Photo by Mico Mazza
This past fall, headlines jumped at the cheers at St. Mary’s University and the University of British Columbia. Sometimes I wonder for the number of these cheers that are actually reported and brought to light, how many others go under the radar. I don’t think the University of Ottawa’s 101 Week was as innocent of inappropriate cheers as most people think.
During training, guides sign onto “Bylaw 10,” enforced by the Student Federation of the University of Ottawa to ensure a safe 101 Week. A clause states that cheers will not be accepted that “include offensive sexual content.” This clause isn’t there to be a fun-killer. It’s there for a reason. It’s there to make sure our 101 Week is an inclusive and safe environment for 101ers and guides alike.
I’m an exec for one of the fed bodies, and having been a 101er last year, this was my first time being on the other side of the week’s events. On the Thursday night of 101 week, we had gotten all of the first-years home safely from an arts and science night at Addiction Nightclub. The last bus of the night, the guide-only bus, apparently carries the tradition of singing cheers that are banned by this clause. It wasn’t long until most of the bus was singing “Cindy Bear,” a song by which they were amused because of its sexually explicit content.

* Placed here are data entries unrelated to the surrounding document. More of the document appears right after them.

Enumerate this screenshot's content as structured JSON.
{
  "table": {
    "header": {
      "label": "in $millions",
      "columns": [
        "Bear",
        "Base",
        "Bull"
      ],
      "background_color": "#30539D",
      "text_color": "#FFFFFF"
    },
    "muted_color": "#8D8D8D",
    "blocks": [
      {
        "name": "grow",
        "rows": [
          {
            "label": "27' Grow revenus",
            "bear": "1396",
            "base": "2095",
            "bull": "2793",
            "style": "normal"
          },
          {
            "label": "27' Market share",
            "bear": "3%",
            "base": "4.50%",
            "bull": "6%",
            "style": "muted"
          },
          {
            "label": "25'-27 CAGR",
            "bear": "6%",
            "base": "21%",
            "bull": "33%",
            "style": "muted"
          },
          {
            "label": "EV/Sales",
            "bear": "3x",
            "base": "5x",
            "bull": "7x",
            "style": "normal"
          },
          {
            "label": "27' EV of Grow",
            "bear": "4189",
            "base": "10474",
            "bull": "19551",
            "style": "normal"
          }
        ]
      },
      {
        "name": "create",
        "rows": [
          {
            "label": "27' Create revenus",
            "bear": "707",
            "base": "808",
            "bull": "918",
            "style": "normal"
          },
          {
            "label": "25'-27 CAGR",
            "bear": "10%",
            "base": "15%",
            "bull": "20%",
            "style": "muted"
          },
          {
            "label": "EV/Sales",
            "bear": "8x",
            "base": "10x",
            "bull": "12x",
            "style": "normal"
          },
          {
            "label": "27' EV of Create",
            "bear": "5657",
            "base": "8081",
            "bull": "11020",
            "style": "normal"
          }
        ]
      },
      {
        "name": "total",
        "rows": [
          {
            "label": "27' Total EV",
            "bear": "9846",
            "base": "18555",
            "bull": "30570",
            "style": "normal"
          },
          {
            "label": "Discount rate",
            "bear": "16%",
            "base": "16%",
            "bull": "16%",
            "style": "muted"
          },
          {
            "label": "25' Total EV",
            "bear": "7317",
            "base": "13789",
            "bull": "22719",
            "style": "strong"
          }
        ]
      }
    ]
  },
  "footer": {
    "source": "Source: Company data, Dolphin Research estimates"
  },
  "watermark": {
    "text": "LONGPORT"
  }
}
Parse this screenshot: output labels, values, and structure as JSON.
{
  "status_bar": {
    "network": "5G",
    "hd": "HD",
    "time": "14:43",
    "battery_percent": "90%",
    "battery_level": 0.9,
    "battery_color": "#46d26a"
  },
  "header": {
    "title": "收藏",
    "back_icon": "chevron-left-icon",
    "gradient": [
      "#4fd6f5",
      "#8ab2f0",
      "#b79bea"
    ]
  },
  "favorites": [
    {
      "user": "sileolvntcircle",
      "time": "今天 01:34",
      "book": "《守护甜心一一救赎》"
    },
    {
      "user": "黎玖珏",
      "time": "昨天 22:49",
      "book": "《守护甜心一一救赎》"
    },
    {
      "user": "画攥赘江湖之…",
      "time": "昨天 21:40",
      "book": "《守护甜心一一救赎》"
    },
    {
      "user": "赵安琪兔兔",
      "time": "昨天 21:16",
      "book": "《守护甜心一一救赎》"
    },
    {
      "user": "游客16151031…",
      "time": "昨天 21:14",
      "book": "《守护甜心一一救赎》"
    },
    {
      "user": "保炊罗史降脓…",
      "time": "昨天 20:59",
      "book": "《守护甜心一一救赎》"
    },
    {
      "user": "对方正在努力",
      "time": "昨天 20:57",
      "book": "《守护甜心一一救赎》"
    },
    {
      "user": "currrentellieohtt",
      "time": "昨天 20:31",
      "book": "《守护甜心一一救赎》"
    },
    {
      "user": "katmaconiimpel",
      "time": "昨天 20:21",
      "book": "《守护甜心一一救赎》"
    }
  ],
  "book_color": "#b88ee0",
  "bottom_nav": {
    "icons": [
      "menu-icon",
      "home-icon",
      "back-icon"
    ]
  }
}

I was nervous. I had heard this cheer before, and certain parts of it are disturbing. One line sings, “Yogi likes them young and ill, CHEO, CHEO bear.” It was 1 a.m., I was exhausted from our hectic week, and what instigated my panic attack was when the song reached, “Cindy likes them old and wrinkly, pedo, pedo bear.”
Pedophilia is one of my triggers, and I was trapped on a bus full of guides singing and laughing about the shittiest thing that has ever happened to me. I was terrified. Most people don’t realize it until someone tells them, but just like rape jokes are not funny, pedophilia jokes are equally as unfunny.
This cheer was cut short and replaced with “I Once Worked a Store In Chicago.” Again, most people think nothing of it. And again, I was trapped.
Some of the lyrics go, “A girl came into the store for butter, some butter she wanted, spread she got,” and, “A girl came into the store for some meat, some meat she wanted, porked she got.” People were unknowingly singing about a girl who goes looking for something arbitrary in a store, but instead of getting whatever it is, she gets raped.
Why is it rape? Because the song doesn’t even make an attempt to imply that it was consensual. It explicitly states that she received something sexual instead of receiving the item she was looking for.
Many of my girlfriends realize why this cheer is concerning after I’ve pointed it out to them, but for some reason, it’s a really difficult concept to explain to the guys. This worries me. But I do understand. They don’t necessarily deal with the stats—that one third of women in Canada have sexual violence in their history. And in a way, I always hope that people who don’t understand this reality will never have to.
But on that same note, I can’t even begin to express how important it is to acknowledge and respect the experiences of others and to just trust us when we tell you that these cheers and these jokes hurt. They hurt because they propagate rape culture, and they also hurt because they are triggering—they compromise our mental health and take us back to our darkest moments.
I was absolutely terrified. I felt the same sense of powerlessness when I was attacked. Here I was, on a bus of people singing and clapping about sexual violence, thinking that my attacker would be there waiting for me when I got off that bus at campus. After that, everything kind of became a blur until I was on the grass outside Café Nostalgica with some friends who were trying to help to stop my hyperventilation. I’ve had panic attacks before, but never to that extreme.
Despite that one night, I still believe 101 Week is a positive experience for most. However, future fed body guides and execs need to take more accountability for everyone’s safety, 101er or not.
Second-year biomedical sciences student